__What is needed__: Read through the data, and wherever a line holds the word "Feature", write that line out.

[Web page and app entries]
= = = = =

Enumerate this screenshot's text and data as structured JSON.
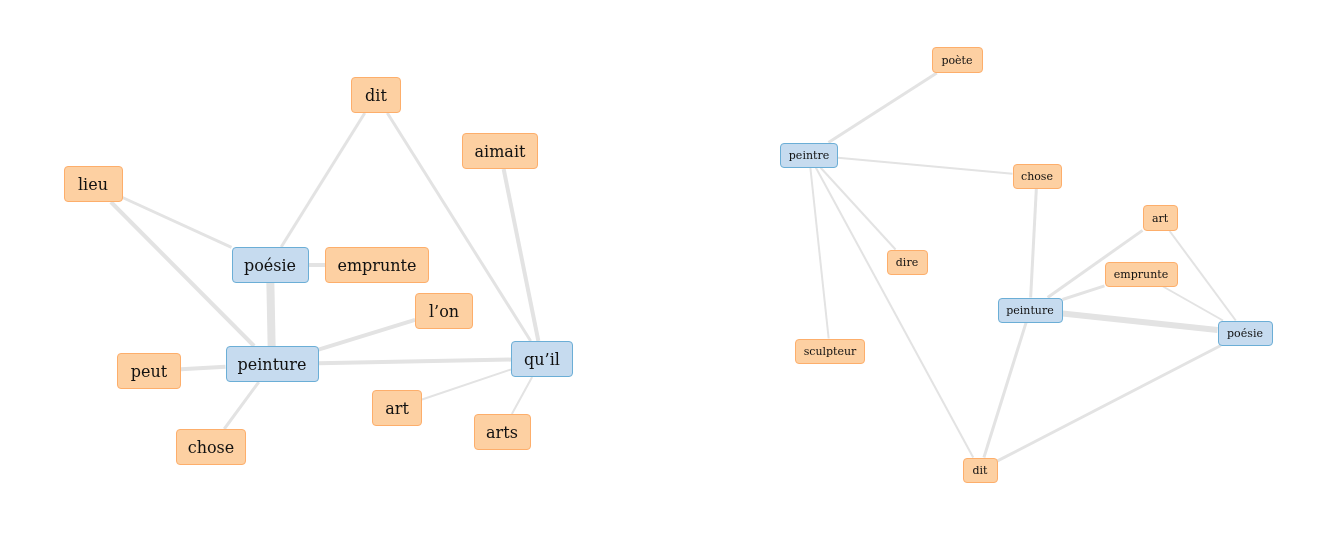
{
  "graphs": [
    {
      "nodes": [
        {
          "label": "dit",
          "kind": "term"
        },
        {
          "label": "aimait",
          "kind": "term"
        },
        {
          "label": "lieu",
          "kind": "term"
        },
        {
          "label": "poésie",
          "kind": "key"
        },
        {
          "label": "emprunte",
          "kind": "term"
        },
        {
          "label": "l’on",
          "kind": "term"
        },
        {
          "label": "peut",
          "kind": "term"
        },
        {
          "label": "peinture",
          "kind": "key"
        },
        {
          "label": "qu’il",
          "kind": "key"
        },
        {
          "label": "art",
          "kind": "term"
        },
        {
          "label": "arts",
          "kind": "term"
        },
        {
          "label": "chose",
          "kind": "term"
        }
      ]
    },
    {
      "nodes": [
        {
          "label": "poète",
          "kind": "term"
        },
        {
          "label": "peintre",
          "kind": "key"
        },
        {
          "label": "chose",
          "kind": "term"
        },
        {
          "label": "art",
          "kind": "term"
        },
        {
          "label": "dire",
          "kind": "term"
        },
        {
          "label": "emprunte",
          "kind": "term"
        },
        {
          "label": "peinture",
          "kind": "key"
        },
        {
          "label": "poésie",
          "kind": "key"
        },
        {
          "label": "sculpteur",
          "kind": "term"
        },
        {
          "label": "dit",
          "kind": "term"
        }
      ]
    }
  ]
}
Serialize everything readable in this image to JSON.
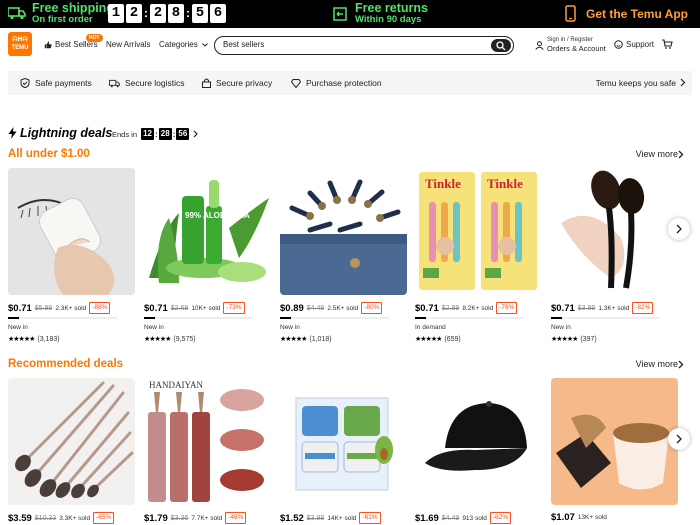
{
  "promo": {
    "shipping_title": "Free shipping",
    "shipping_sub": "On first order",
    "timer_digits": [
      "1",
      "2",
      "2",
      "8",
      "5",
      "6"
    ],
    "returns_title": "Free returns",
    "returns_sub": "Within 90 days",
    "app_label": "Get the Temu App"
  },
  "header": {
    "logo_line1": "ᗩᕼᗩ",
    "logo_line2": "TEMU",
    "best_sellers": "Best Sellers",
    "hot_badge": "HOT",
    "new_arrivals": "New Arrivals",
    "categories": "Categories",
    "search_value": "Best sellers",
    "signin_line1": "Sign in / Register",
    "signin_line2": "Orders & Account",
    "support": "Support"
  },
  "trust": {
    "items": [
      "Safe payments",
      "Secure logistics",
      "Secure privacy",
      "Purchase protection"
    ],
    "right": "Temu keeps you safe"
  },
  "lightning": {
    "title": "Lightning deals",
    "ends_in": "Ends in",
    "hh": "12",
    "mm": "28",
    "ss": "56"
  },
  "section1": {
    "title": "All under $1.00",
    "view_more": "View more",
    "products": [
      {
        "price": "$0.71",
        "orig": "$5.99",
        "sold": "2.3K+ sold",
        "disc": "-88%",
        "tag": "New in",
        "reviews": "(3,183)",
        "progress": 0.1
      },
      {
        "price": "$0.71",
        "orig": "$2.69",
        "sold": "10K+ sold",
        "disc": "-73%",
        "tag": "New in",
        "reviews": "(9,575)",
        "progress": 0.1
      },
      {
        "price": "$0.89",
        "orig": "$4.49",
        "sold": "2.5K+ sold",
        "disc": "-80%",
        "tag": "New in",
        "reviews": "(1,018)",
        "progress": 0.1
      },
      {
        "price": "$0.71",
        "orig": "$2.99",
        "sold": "8.2K+ sold",
        "disc": "-76%",
        "tag": "In demand",
        "reviews": "(659)",
        "progress": 0.1
      },
      {
        "price": "$0.71",
        "orig": "$3.99",
        "sold": "1.3K+ sold",
        "disc": "-82%",
        "tag": "New in",
        "reviews": "(397)",
        "progress": 0.1
      }
    ]
  },
  "section2": {
    "title": "Recommended deals",
    "view_more": "View more",
    "products": [
      {
        "price": "$3.59",
        "orig": "$10.33",
        "sold": "3.3K+ sold",
        "disc": "-65%"
      },
      {
        "price": "$1.79",
        "orig": "$3.36",
        "sold": "7.7K+ sold",
        "disc": "-46%"
      },
      {
        "price": "$1.52",
        "orig": "$3.98",
        "sold": "14K+ sold",
        "disc": "-61%"
      },
      {
        "price": "$1.69",
        "orig": "$4.49",
        "sold": "913 sold",
        "disc": "-62%"
      },
      {
        "price": "$1.07",
        "orig": "",
        "sold": "13K+ sold",
        "disc": ""
      }
    ]
  },
  "image_text": {
    "tinkle": "Tinkle",
    "handaiyan": "HANDAIYAN",
    "aloe": "99% ALOE VERA"
  },
  "colors": {
    "brand_orange": "#fb7701",
    "promo_green": "#52e06a",
    "discount_red": "#fb4e1e"
  }
}
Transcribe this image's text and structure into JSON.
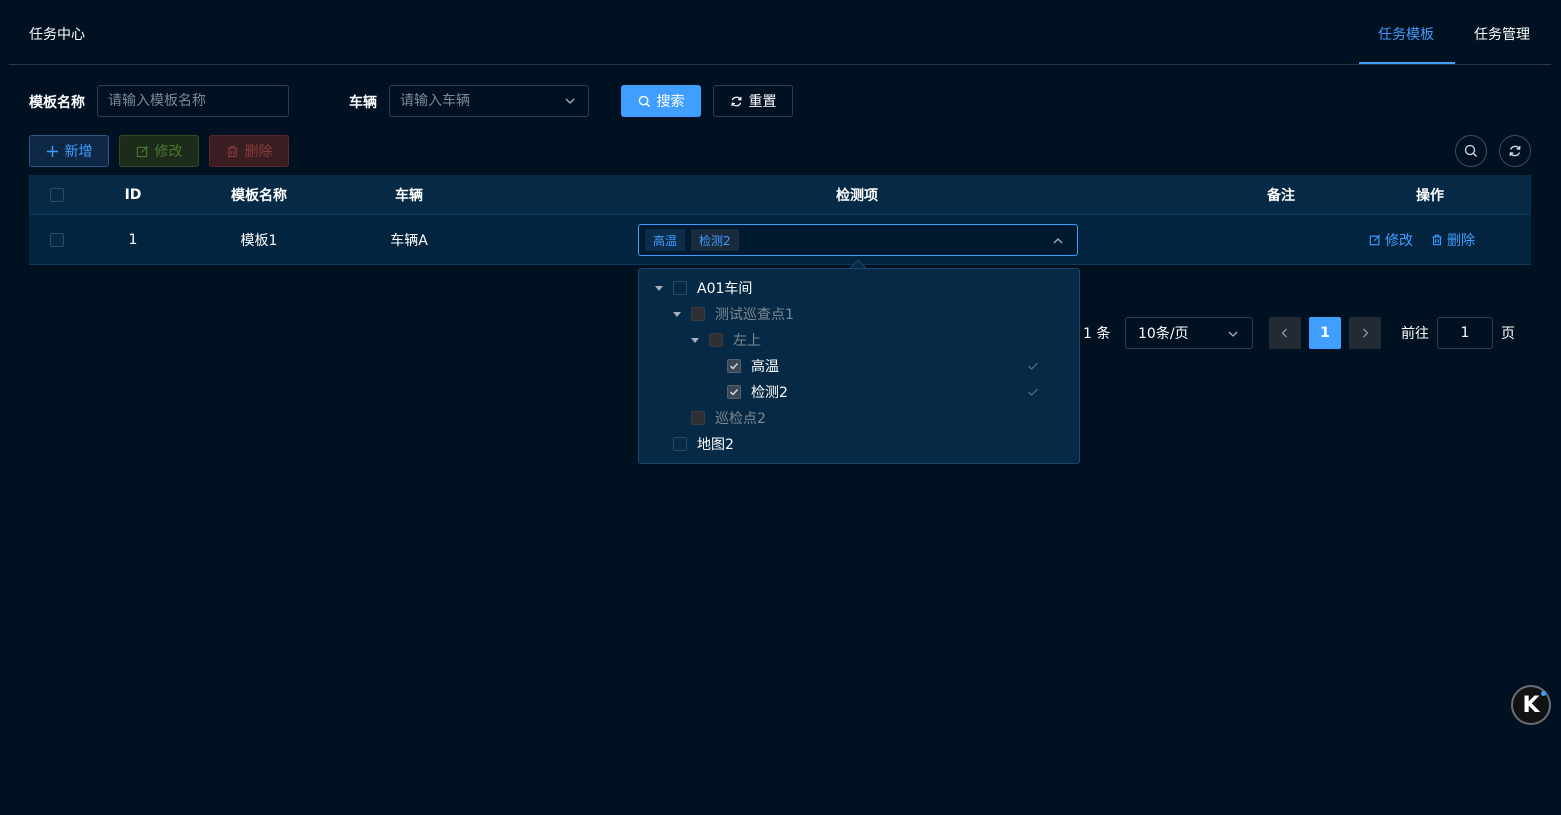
{
  "header": {
    "title": "任务中心",
    "tabs": [
      {
        "label": "任务模板",
        "active": true
      },
      {
        "label": "任务管理",
        "active": false
      }
    ]
  },
  "search": {
    "template_name_label": "模板名称",
    "template_name_placeholder": "请输入模板名称",
    "vehicle_label": "车辆",
    "vehicle_placeholder": "请输入车辆",
    "search_button": "搜索",
    "reset_button": "重置"
  },
  "toolbar": {
    "add_label": "新增",
    "edit_label": "修改",
    "delete_label": "删除",
    "search_icon": "search-icon",
    "refresh_icon": "refresh-icon"
  },
  "table": {
    "columns": [
      "ID",
      "模板名称",
      "车辆",
      "检测项",
      "备注",
      "操作"
    ],
    "rows": [
      {
        "id": "1",
        "template_name": "模板1",
        "vehicle": "车辆A",
        "detection_tags": [
          "高温",
          "检测2"
        ],
        "remark": "",
        "actions": {
          "edit": "修改",
          "delete": "删除"
        }
      }
    ]
  },
  "tree_dropdown": {
    "nodes": [
      {
        "label": "A01车间",
        "level": 0,
        "expanded": true,
        "checked": false,
        "dim": false
      },
      {
        "label": "测试巡查点1",
        "level": 1,
        "expanded": true,
        "checked": false,
        "dim": true
      },
      {
        "label": "左上",
        "level": 2,
        "expanded": true,
        "checked": false,
        "dim": true
      },
      {
        "label": "高温",
        "level": 3,
        "checked": true,
        "dim": false
      },
      {
        "label": "检测2",
        "level": 3,
        "checked": true,
        "dim": false
      },
      {
        "label": "巡检点2",
        "level": 1,
        "checked": false,
        "dim": true
      },
      {
        "label": "地图2",
        "level": 0,
        "checked": false,
        "dim": false
      }
    ]
  },
  "pagination": {
    "total_text": "1 条",
    "page_size": "10条/页",
    "current_page": "1",
    "goto_label": "前往",
    "goto_value": "1",
    "page_suffix": "页"
  },
  "colors": {
    "background": "#001122",
    "accent": "#409eff",
    "table_header": "#062a45",
    "table_row": "#03243f"
  }
}
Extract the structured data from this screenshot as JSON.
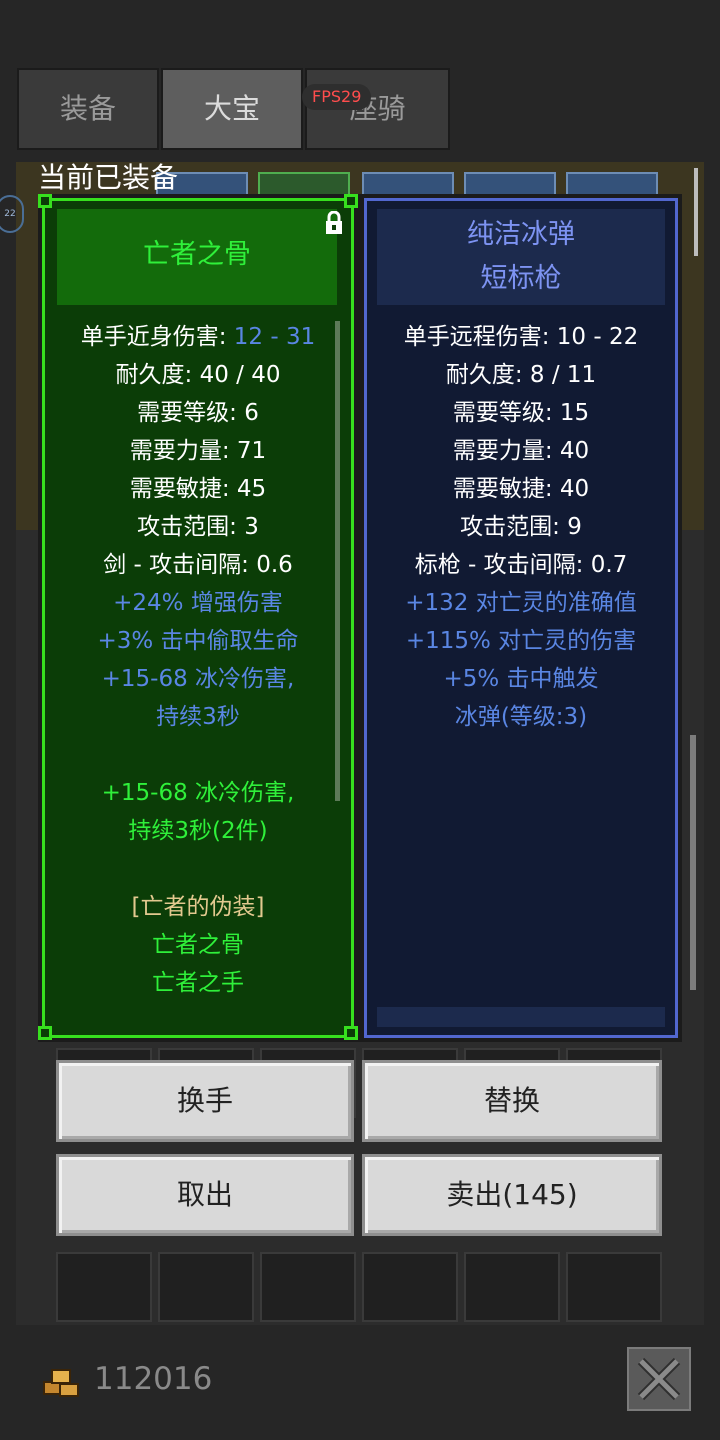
{
  "tabs": [
    "装备",
    "大宝",
    "座骑"
  ],
  "fps": "FPS29",
  "equipped_label": "当前已装备",
  "left_item": {
    "title": "亡者之骨",
    "stats": [
      {
        "label": "单手近身伤害: ",
        "value": "12 - 31"
      },
      {
        "text": "耐久度: 40 / 40"
      },
      {
        "text": "需要等级: 6"
      },
      {
        "text": "需要力量: 71"
      },
      {
        "text": "需要敏捷: 45"
      },
      {
        "text": "攻击范围: 3"
      },
      {
        "text": "剑 - 攻击间隔: 0.6"
      }
    ],
    "magic": [
      "+24% 增强伤害",
      "+3% 击中偷取生命",
      "+15-68 冰冷伤害,",
      "持续3秒"
    ],
    "set_bonus": [
      "+15-68 冰冷伤害,",
      "持续3秒(2件)"
    ],
    "set_name": "[亡者的伪装]",
    "set_items": [
      "亡者之骨",
      "亡者之手"
    ]
  },
  "right_item": {
    "title_line1": "纯洁冰弹",
    "title_line2": "短标枪",
    "stats": [
      "单手远程伤害: 10 - 22",
      "耐久度: 8 / 11",
      "需要等级: 15",
      "需要力量: 40",
      "需要敏捷: 40",
      "攻击范围: 9",
      "标枪 - 攻击间隔: 0.7"
    ],
    "magic": [
      "+132 对亡灵的准确值",
      "+115% 对亡灵的伤害",
      "+5% 击中触发",
      "冰弹(等级:3)"
    ]
  },
  "buttons": {
    "swap_hand": "换手",
    "replace": "替换",
    "take_out": "取出",
    "sell": "卖出(145)"
  },
  "gold": "112016",
  "icons": {
    "gold": "gold-coins-icon",
    "close": "close-icon",
    "lock": "lock-icon"
  },
  "colors": {
    "green_border": "#37e01e",
    "blue_border": "#5267cf",
    "magic_blue": "#5a86e3",
    "set_green": "#2ff03a"
  }
}
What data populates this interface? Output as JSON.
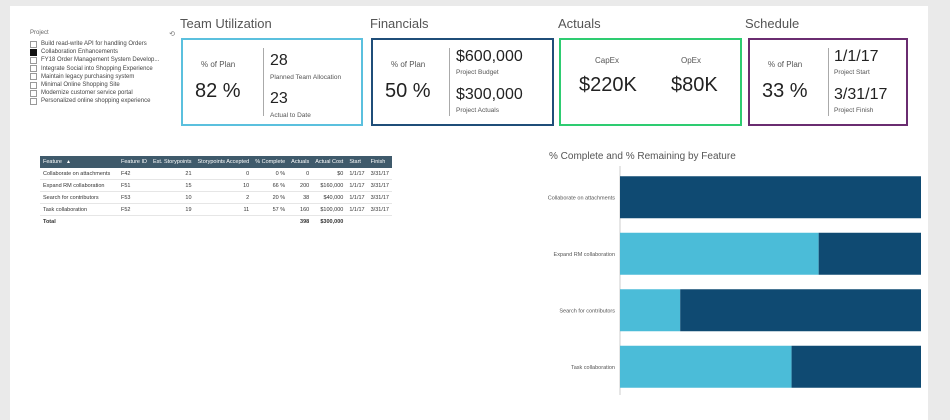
{
  "slicer": {
    "title": "Project",
    "items": [
      {
        "label": "Build read-write API for handling Orders",
        "checked": false
      },
      {
        "label": "Collaboration Enhancements",
        "checked": true
      },
      {
        "label": "FY18 Order Management System Develop...",
        "checked": false
      },
      {
        "label": "Integrate Social into Shopping Experience",
        "checked": false
      },
      {
        "label": "Maintain legacy purchasing system",
        "checked": false
      },
      {
        "label": "Minimal Online Shopping Site",
        "checked": false
      },
      {
        "label": "Modernize customer service portal",
        "checked": false
      },
      {
        "label": "Personalized online shopping experience",
        "checked": false
      }
    ]
  },
  "team_utilization": {
    "title": "Team Utilization",
    "color": "#5bc0de",
    "pct_label": "% of Plan",
    "pct_value": "82 %",
    "planned_value": "28",
    "planned_label": "Planned Team Allocation",
    "actual_value": "23",
    "actual_label": "Actual to Date"
  },
  "financials": {
    "title": "Financials",
    "color": "#1f4e79",
    "pct_label": "% of Plan",
    "pct_value": "50 %",
    "budget_value": "$600,000",
    "budget_label": "Project Budget",
    "actuals_value": "$300,000",
    "actuals_label": "Project Actuals"
  },
  "actuals": {
    "title": "Actuals",
    "color": "#2ecc71",
    "capex_label": "CapEx",
    "capex_value": "$220K",
    "opex_label": "OpEx",
    "opex_value": "$80K"
  },
  "schedule": {
    "title": "Schedule",
    "color": "#6a2c70",
    "pct_label": "% of Plan",
    "pct_value": "33 %",
    "start_value": "1/1/17",
    "start_label": "Project Start",
    "finish_value": "3/31/17",
    "finish_label": "Project Finish"
  },
  "table": {
    "headers": [
      "Feature",
      "Feature ID",
      "Est. Storypoints",
      "Storypoints Accepted",
      "% Complete",
      "Actuals",
      "Actual Cost",
      "Start",
      "Finish"
    ],
    "rows": [
      [
        "Collaborate on attachments",
        "F42",
        "21",
        "0",
        "0 %",
        "0",
        "$0",
        "1/1/17",
        "3/31/17"
      ],
      [
        "Expand RM collaboration",
        "F51",
        "15",
        "10",
        "66 %",
        "200",
        "$160,000",
        "1/1/17",
        "3/31/17"
      ],
      [
        "Search for contributors",
        "F53",
        "10",
        "2",
        "20 %",
        "38",
        "$40,000",
        "1/1/17",
        "3/31/17"
      ],
      [
        "Task collaboration",
        "F52",
        "19",
        "11",
        "57 %",
        "160",
        "$100,000",
        "1/1/17",
        "3/31/17"
      ]
    ],
    "total": [
      "Total",
      "",
      "",
      "",
      "",
      "398",
      "$300,000",
      "",
      ""
    ]
  },
  "chart_data": {
    "type": "bar",
    "orientation": "horizontal",
    "stacked": true,
    "title": "% Complete and % Remaining by Feature",
    "categories": [
      "Collaborate on attachments",
      "Expand RM collaboration",
      "Search for contributors",
      "Task collaboration"
    ],
    "series": [
      {
        "values": [
          0,
          66,
          20,
          57
        ],
        "color": "#4bbcd8"
      },
      {
        "values": [
          100,
          34,
          80,
          43
        ],
        "color": "#0f4a72"
      }
    ],
    "xlim": [
      0,
      100
    ],
    "grid": false,
    "legend": "none"
  }
}
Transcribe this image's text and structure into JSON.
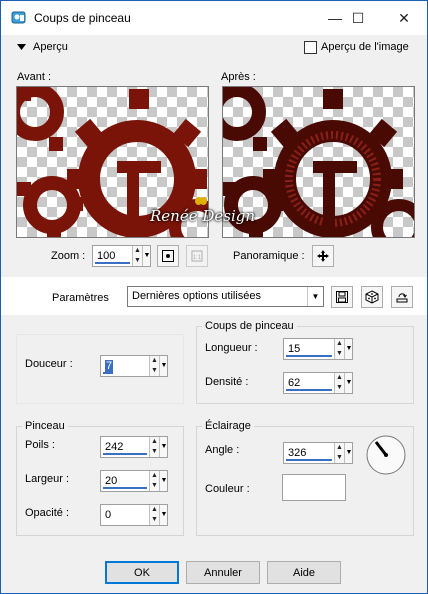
{
  "window": {
    "title": "Coups de pinceau",
    "minimize_icon": "minimize-icon",
    "maximize_icon": "maximize-icon",
    "close_icon": "close-icon",
    "minimize_glyph": "—",
    "maximize_glyph": "☐",
    "close_glyph": "✕"
  },
  "preview": {
    "section_label": "Aperçu",
    "apercu_image_label": "Aperçu de l'image",
    "apercu_image_checked": false,
    "before_label": "Avant :",
    "after_label": "Après :",
    "watermark_text": "Renée Design",
    "zoom_label": "Zoom :",
    "zoom_value": "100",
    "pan_label": "Panoramique :"
  },
  "settings": {
    "label": "Paramètres",
    "selected": "Dernières options utilisées"
  },
  "fields": {
    "douceur_label": "Douceur :",
    "douceur_value": "7",
    "coups_group": "Coups de pinceau",
    "longueur_label": "Longueur :",
    "longueur_value": "15",
    "densite_label": "Densité :",
    "densite_value": "62",
    "pinceau_group": "Pinceau",
    "poils_label": "Poils :",
    "poils_value": "242",
    "largeur_label": "Largeur :",
    "largeur_value": "20",
    "opacite_label": "Opacité :",
    "opacite_value": "0",
    "eclairage_group": "Éclairage",
    "angle_label": "Angle :",
    "angle_value": "326",
    "couleur_label": "Couleur :",
    "couleur_value": "#ffffff"
  },
  "buttons": {
    "ok": "OK",
    "cancel": "Annuler",
    "help": "Aide"
  },
  "colors": {
    "accent": "#0078d7",
    "gear": "#7a1408",
    "gear_dark": "#4a0a04"
  }
}
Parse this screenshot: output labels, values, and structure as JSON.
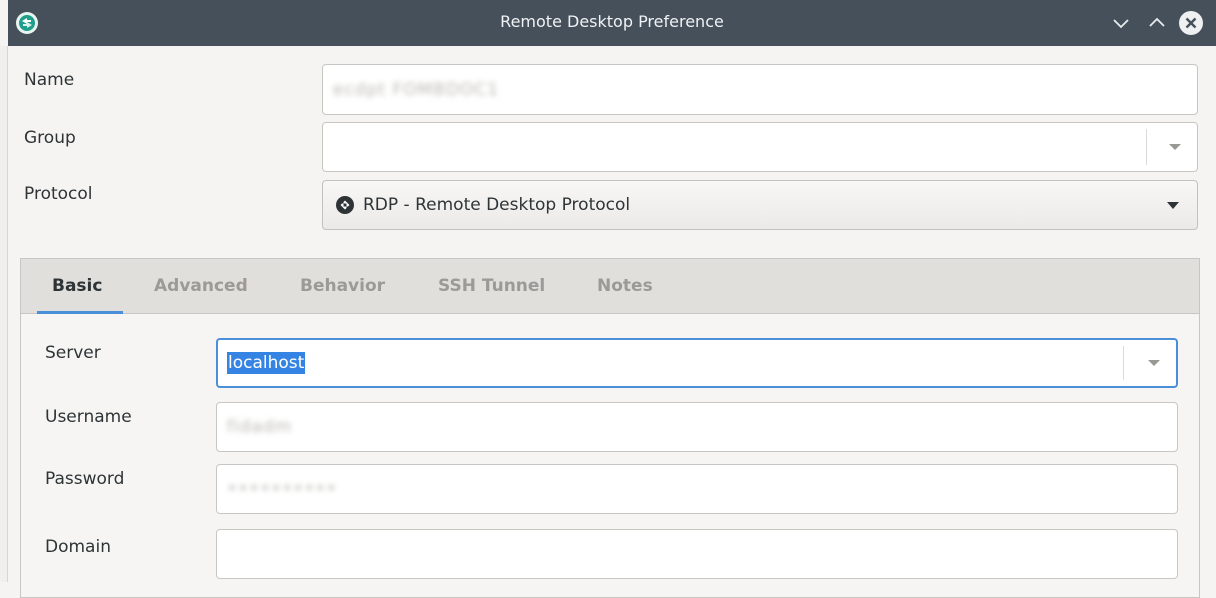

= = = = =

__Task answer__:
      "Feature",
      "Feature ID",
    "title": "% Complete and % Remaining by Feature",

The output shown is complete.